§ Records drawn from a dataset

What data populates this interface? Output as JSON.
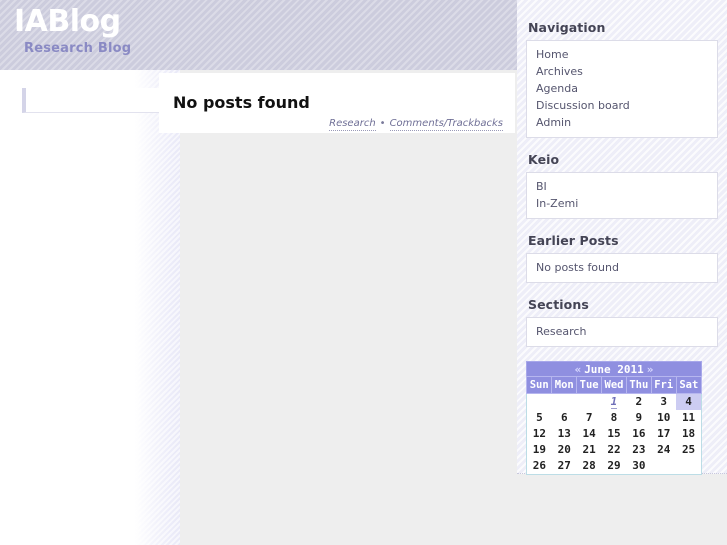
{
  "header": {
    "title": "IABlog",
    "subtitle": "Research Blog"
  },
  "main": {
    "post_title": "No posts found",
    "meta": {
      "section_link": "Research",
      "separator": "•",
      "comments_link": "Comments/Trackbacks"
    }
  },
  "sidebar": {
    "blocks": [
      {
        "heading": "Navigation",
        "items": [
          "Home",
          "Archives",
          "Agenda",
          "Discussion board",
          "Admin"
        ]
      },
      {
        "heading": "Keio",
        "items": [
          "BI",
          "In-Zemi"
        ]
      },
      {
        "heading": "Earlier Posts",
        "items": [
          "No posts found"
        ]
      },
      {
        "heading": "Sections",
        "items": [
          "Research"
        ]
      }
    ]
  },
  "calendar": {
    "prev_label": "«",
    "month_label": "June 2011",
    "next_label": "»",
    "weekdays": [
      "Sun",
      "Mon",
      "Tue",
      "Wed",
      "Thu",
      "Fri",
      "Sat"
    ],
    "today": 4,
    "linked_days": [
      1
    ],
    "weeks": [
      [
        "",
        "",
        "",
        "1",
        "2",
        "3",
        "4"
      ],
      [
        "5",
        "6",
        "7",
        "8",
        "9",
        "10",
        "11"
      ],
      [
        "12",
        "13",
        "14",
        "15",
        "16",
        "17",
        "18"
      ],
      [
        "19",
        "20",
        "21",
        "22",
        "23",
        "24",
        "25"
      ],
      [
        "26",
        "27",
        "28",
        "29",
        "30",
        "",
        ""
      ]
    ]
  },
  "colors": {
    "header_band": "#ccccdd",
    "title_white": "#ffffff",
    "subtitle_purple": "#8a8ac4",
    "sidebar_bg": "#eeeef8",
    "calendar_header": "#8f8fe0",
    "calendar_today": "#ccccf2",
    "content_plate": "#eeeeee"
  }
}
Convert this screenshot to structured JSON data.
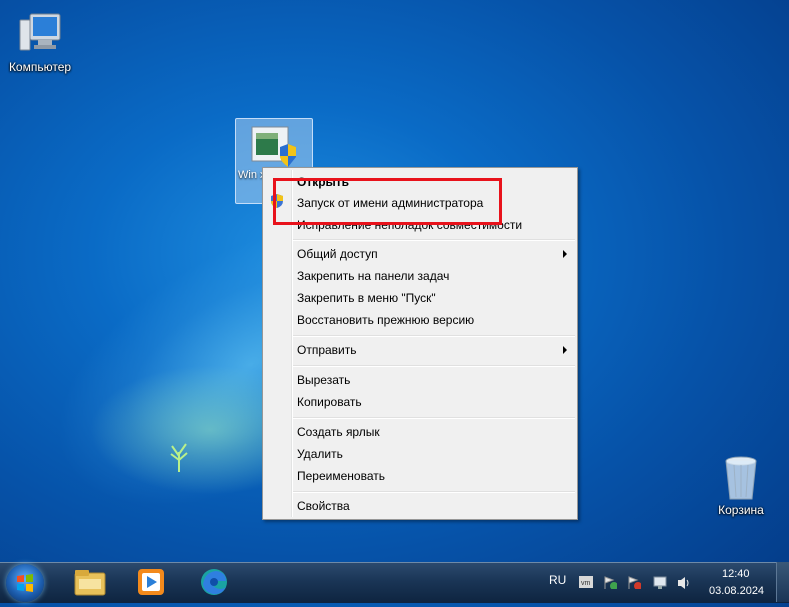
{
  "desktop": {
    "icons": [
      {
        "label": "Компьютер",
        "icon": "computer-icon"
      },
      {
        "label": "Корзина",
        "icon": "recycle-bin-icon"
      }
    ],
    "selected_file": {
      "label": "Win x64 (",
      "icon": "installer-shield-icon"
    }
  },
  "context_menu": {
    "items": [
      {
        "label": "Открыть",
        "bold": true
      },
      {
        "label": "Запуск от имени администратора",
        "icon": "uac-shield-icon"
      },
      {
        "label": "Исправление неполадок совместимости"
      },
      {
        "label": "Общий доступ",
        "submenu": true
      },
      {
        "label": "Закрепить на панели задач"
      },
      {
        "label": "Закрепить в меню \"Пуск\""
      },
      {
        "label": "Восстановить прежнюю версию"
      },
      {
        "label": "Отправить",
        "submenu": true
      },
      {
        "label": "Вырезать"
      },
      {
        "label": "Копировать"
      },
      {
        "label": "Создать ярлык"
      },
      {
        "label": "Удалить"
      },
      {
        "label": "Переименовать"
      },
      {
        "label": "Свойства"
      }
    ],
    "highlight_color": "#e8121b"
  },
  "taskbar": {
    "pinned": [
      "start-button",
      "explorer-icon",
      "media-player-icon",
      "edge-icon"
    ],
    "language": "RU",
    "time": "12:40",
    "date": "03.08.2024",
    "tray_icons": [
      "vmware-icon",
      "action-center-icon",
      "flag-icon",
      "network-icon",
      "volume-icon"
    ]
  }
}
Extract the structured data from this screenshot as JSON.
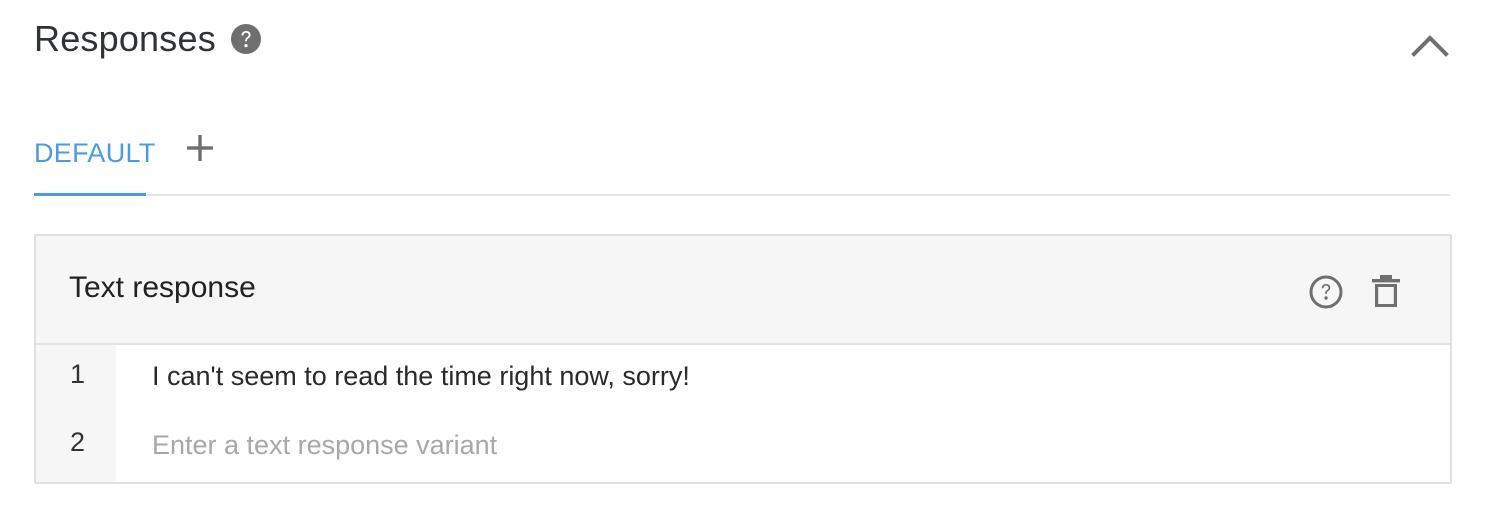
{
  "section": {
    "title": "Responses"
  },
  "tabs": [
    {
      "label": "DEFAULT",
      "active": true
    }
  ],
  "card": {
    "title": "Text response",
    "rows": [
      {
        "number": "1",
        "text": "I can't seem to read the time right now, sorry!"
      },
      {
        "number": "2",
        "placeholder": "Enter a text response variant"
      }
    ]
  },
  "colors": {
    "accent": "#4a9be0",
    "icon": "#6f6f6f",
    "title": "#2f3338"
  },
  "icons": {
    "section_help": "help-filled-icon",
    "collapse": "chevron-up-icon",
    "add_tab": "plus-icon",
    "card_help": "help-outline-icon",
    "card_delete": "trash-icon"
  }
}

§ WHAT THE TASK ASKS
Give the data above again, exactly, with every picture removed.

§ ANSWER FOR THE TASK
What data populates this interface? Output as JSON.
{
  "header": {
    "title": "IABlog",
    "subtitle": "Research Blog"
  },
  "main": {
    "post_title": "No posts found",
    "meta": {
      "section_link": "Research",
      "separator": "•",
      "comments_link": "Comments/Trackbacks"
    }
  },
  "sidebar": {
    "blocks": [
      {
        "heading": "Navigation",
        "items": [
          "Home",
          "Archives",
          "Agenda",
          "Discussion board",
          "Admin"
        ]
      },
      {
        "heading": "Keio",
        "items": [
          "BI",
          "In-Zemi"
        ]
      },
      {
        "heading": "Earlier Posts",
        "items": [
          "No posts found"
        ]
      },
      {
        "heading": "Sections",
        "items": [
          "Research"
        ]
      }
    ]
  },
  "calendar": {
    "prev_label": "«",
    "month_label": "June 2011",
    "next_label": "»",
    "weekdays": [
      "Sun",
      "Mon",
      "Tue",
      "Wed",
      "Thu",
      "Fri",
      "Sat"
    ],
    "today": 4,
    "linked_days": [
      1
    ],
    "weeks": [
      [
        "",
        "",
        "",
        "1",
        "2",
        "3",
        "4"
      ],
      [
        "5",
        "6",
        "7",
        "8",
        "9",
        "10",
        "11"
      ],
      [
        "12",
        "13",
        "14",
        "15",
        "16",
        "17",
        "18"
      ],
      [
        "19",
        "20",
        "21",
        "22",
        "23",
        "24",
        "25"
      ],
      [
        "26",
        "27",
        "28",
        "29",
        "30",
        "",
        ""
      ]
    ]
  },
  "colors": {
    "header_band": "#ccccdd",
    "title_white": "#ffffff",
    "subtitle_purple": "#8a8ac4",
    "sidebar_bg": "#eeeef8",
    "calendar_header": "#8f8fe0",
    "calendar_today": "#ccccf2",
    "content_plate": "#eeeeee"
  }
}
Convert this screenshot to structured JSON data.
{
  "desktop": {
    "icons": [
      {
        "label": "Компьютер",
        "icon": "computer-icon"
      },
      {
        "label": "Корзина",
        "icon": "recycle-bin-icon"
      }
    ],
    "selected_file": {
      "label": "Win x64 (",
      "icon": "installer-shield-icon"
    }
  },
  "context_menu": {
    "items": [
      {
        "label": "Открыть",
        "bold": true
      },
      {
        "label": "Запуск от имени администратора",
        "icon": "uac-shield-icon"
      },
      {
        "label": "Исправление неполадок совместимости"
      },
      {
        "label": "Общий доступ",
        "submenu": true
      },
      {
        "label": "Закрепить на панели задач"
      },
      {
        "label": "Закрепить в меню \"Пуск\""
      },
      {
        "label": "Восстановить прежнюю версию"
      },
      {
        "label": "Отправить",
        "submenu": true
      },
      {
        "label": "Вырезать"
      },
      {
        "label": "Копировать"
      },
      {
        "label": "Создать ярлык"
      },
      {
        "label": "Удалить"
      },
      {
        "label": "Переименовать"
      },
      {
        "label": "Свойства"
      }
    ],
    "highlight_color": "#e8121b"
  },
  "taskbar": {
    "pinned": [
      "start-button",
      "explorer-icon",
      "media-player-icon",
      "edge-icon"
    ],
    "language": "RU",
    "time": "12:40",
    "date": "03.08.2024",
    "tray_icons": [
      "vmware-icon",
      "action-center-icon",
      "flag-icon",
      "network-icon",
      "volume-icon"
    ]
  }
}
Extract the structured data from this screenshot as JSON.
{
  "section": {
    "title": "Responses"
  },
  "tabs": [
    {
      "label": "DEFAULT",
      "active": true
    }
  ],
  "card": {
    "title": "Text response",
    "rows": [
      {
        "number": "1",
        "text": "I can't seem to read the time right now, sorry!"
      },
      {
        "number": "2",
        "placeholder": "Enter a text response variant"
      }
    ]
  },
  "colors": {
    "accent": "#4a9be0",
    "icon": "#6f6f6f",
    "title": "#2f3338"
  },
  "icons": {
    "section_help": "help-filled-icon",
    "collapse": "chevron-up-icon",
    "add_tab": "plus-icon",
    "card_help": "help-outline-icon",
    "card_delete": "trash-icon"
  }
}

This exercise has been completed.